Limb Muscle Weakness Arises With Myozyme Use Over Time, Study Finds
Children with classic infantile Pompe disease treated for years with Myozyme (alglucosidase alfa, marketed as Lumizyme in the U.S) exhibit muscle weakness in their lower legs, feet, and hands in addition to the proximal muscle weakness that typifies late-onset Pompe, a Dutch study reported.
Weakness in distal muscles — those farther from the body’s center, or muscles of the lower arms and legs, hands and feet — emerged prior to and was more severe than proximal (body center) muscle weakness, characterizing a new pattern of symptoms specific to Myozyme-treated patients with classic infantile Pompe.
The study, “Distal muscle weakness is a common and early feature in long-term enzyme-treated classic infantile Pompe patients,” was published in the Orphanet Journal of Rare Diseases.
Patients with classic infantile Pompe disease begin showing progressive, generalized muscle weakness and cardiomyopathy (heart muscle disease) before their first birthday. By contrast, symptoms of late-onset Pompe manifest in late childhood or adulthood, and are marked by progressive weakness of proximal muscles.
Typically, classic infantile patients are treated with Myozyme, Sanofi Genzyme‘s enzyme replacement therapy intended to replace the missing or defective alpha-glucosidase enzyme in those with Pompe disease.
Myozyme’s use has considerably improved outcomes for children with classic infantile Pompe, allowing them to meet early childhood milestones such as walking. But studies have also reported residual muscle weakness in those using Myozyme over time.
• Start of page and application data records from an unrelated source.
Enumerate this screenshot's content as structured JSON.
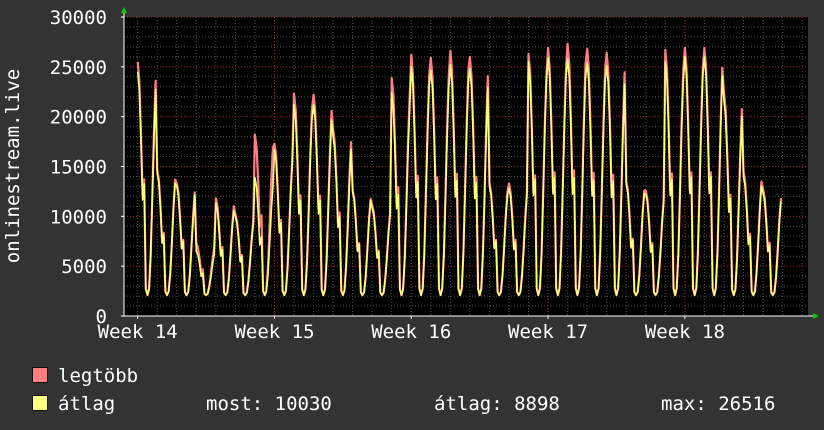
{
  "chart_data": {
    "type": "area",
    "ylabel": "onlinestream.live",
    "ylim": [
      0,
      30000
    ],
    "y_ticks": [
      0,
      5000,
      10000,
      15000,
      20000,
      25000,
      30000
    ],
    "x_ticks": [
      "Week 14",
      "Week 15",
      "Week 16",
      "Week 17",
      "Week 18"
    ],
    "x_range_weeks": [
      13.9,
      18.9
    ],
    "grid": true,
    "series": [
      {
        "name": "legtöbb",
        "color": "#ff7f7f",
        "daily_peaks": [
          25500,
          14700,
          13300,
          7300,
          11800,
          10200,
          18200,
          17300,
          22300,
          22200,
          18800,
          12600,
          11100,
          23900,
          26200,
          25900,
          26600,
          26000,
          13300,
          13300,
          26300,
          26900,
          27300,
          26800,
          26400,
          13500,
          12600,
          26700,
          26900,
          26900,
          22400,
          14500,
          12700
        ]
      },
      {
        "name": "átlag",
        "color": "#ffff80",
        "daily_peaks": [
          24500,
          14300,
          13000,
          6500,
          11300,
          9900,
          13900,
          16700,
          21200,
          21200,
          18000,
          12400,
          10800,
          22400,
          25000,
          24600,
          25200,
          24800,
          13000,
          12800,
          25500,
          25900,
          25800,
          25400,
          25100,
          13200,
          12200,
          25500,
          26000,
          26000,
          21600,
          14000,
          12300
        ]
      }
    ],
    "stats": {
      "now": 10030,
      "avg": 8898,
      "max": 26516
    }
  },
  "legend": {
    "max_label": "legtöbb",
    "avg_label": "átlag",
    "now_text": "most: 10030",
    "avg_text": "átlag: 8898",
    "max_text": "max: 26516"
  },
  "colors": {
    "background": "#333333",
    "plot_background": "#000000",
    "grid_minor": "#505050",
    "grid_major": "#a03030",
    "axis": "#ffffff",
    "arrow": "#00cc00"
  }
}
Investigators at Erasmus MC University Medical Center, in the Netherlands, sought to determine the long-term effects of Myozyme on distal muscle function, and to characterize muscle weakness experienced by classic infantile Pompe patients.
The study, partly funded by Sanofi Genzyme, included 16 children who learned to stand and walk independently by a median age of 1. All had cardiomyopathy, and began treatment with Myozyme at the median age of 3.2 months. Data were collected between 1999 and 2016 when the median patient age was 5.6 years. One 4-year-0ld died from respiratory failure before the study’s end.
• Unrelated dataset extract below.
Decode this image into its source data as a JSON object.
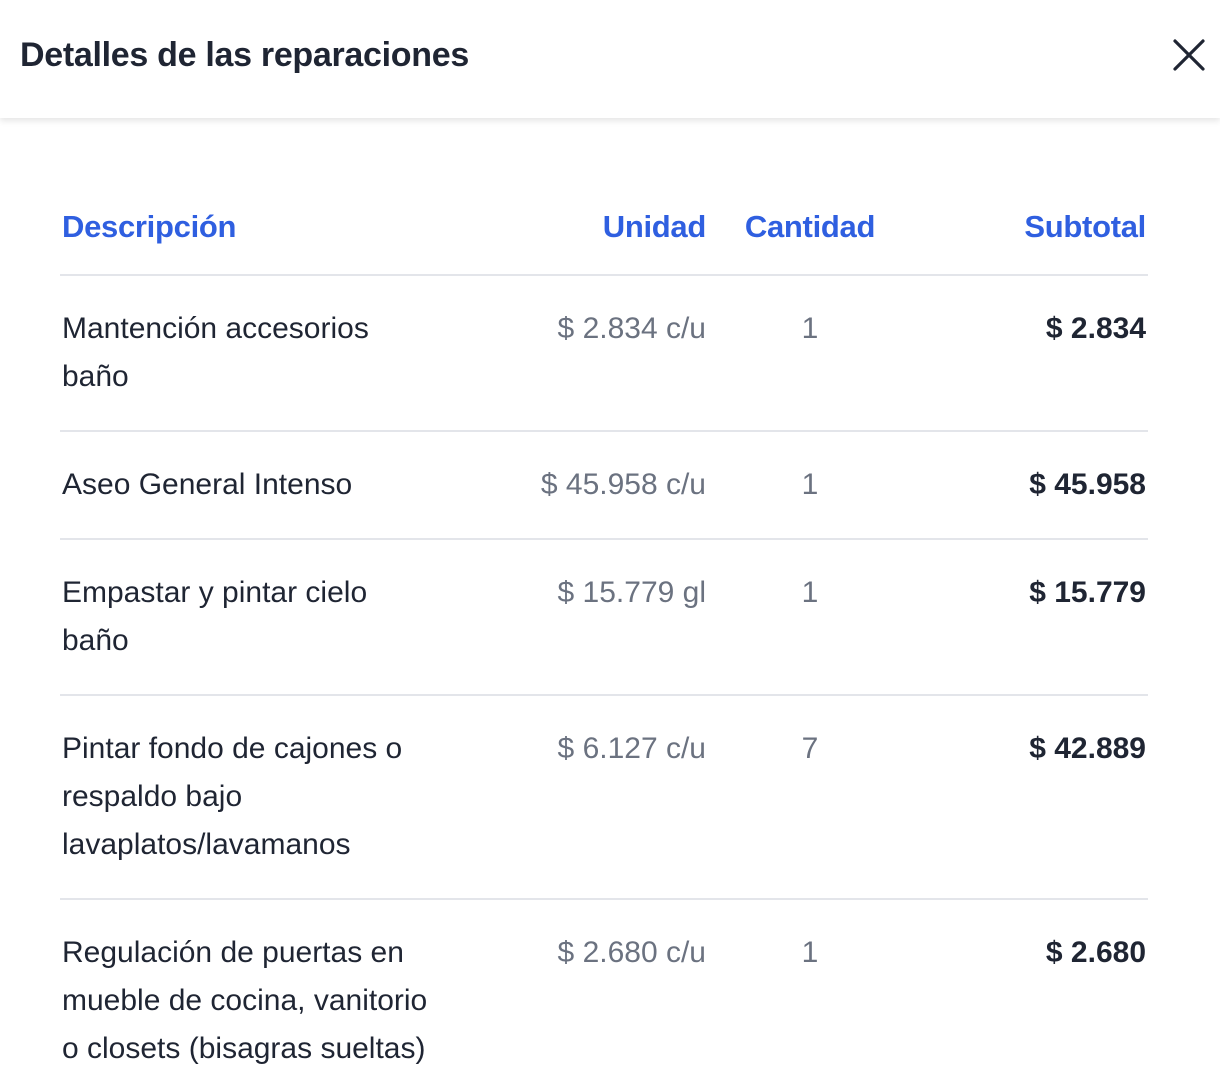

Video recordings showed that, at the study’s start, distal muscle weakness was severe enough in 10 children (63%) to prevent them from developing a normal walking gait. The other six showed no early signs of distal muscle weakness, but four lost that ability between between the ages of 3 and 5.
“Only 2 patients — still relatively young (2.9 and 4.3 years) — had a normal heelstrike-gait at the end of follow-up,” the researchers rote.
By the study’s end, four of the 10 patients with initial muscle weakness showed signs of both proximal and distal muscle weakness, and five were no longer able to walk.
All these children acquired normal fine motor skills (hands) and the ability to raise their arms over their heads. By the end of follow-up, a majority (69%) showed no signs of muscle weakness in the upper arms or hands. The other five, 31%, had developed “profound” weakness in finger extensor muscles, mostly of the third and fourth digits, and later weakness in the upper arms.
Notably, upper extremity weakness was observed only in children with severe lower extremity weakness at the study’s start.
“Although many patients now learn to walk under [Myozyme]-treatment, the majority develops distal muscle weakness, most prominent of the feet but also of the hand musculature,” the scientists wrote.
Weakness in the muscles required to flex the ankle and raise the foot toward the shin caused a majority (56%) of these children to use supportive aids, such as splints, at night.
“Distal muscle weakness may lead to loss of joint mobility resulting in development of contractures. Therefore, awareness and early recognition of distal weakness is important for timely application of supportive measures such as splints and foot orthoses,” the researchers wrote.
They also investigated how differing doses of Myozyme might affect muscle function. They found that 20% of patients treated at a low dose (20 mg/kg every two weeks) developed a normal gait without signs of distal and proximal muscle weakness, as did 45% of those given the higher, 40 mg/kg weekly dose.
Among the study limitations were the lack of formal gait analysis, and an inability to assess exact time of onset of distal muscle weakness, the team said.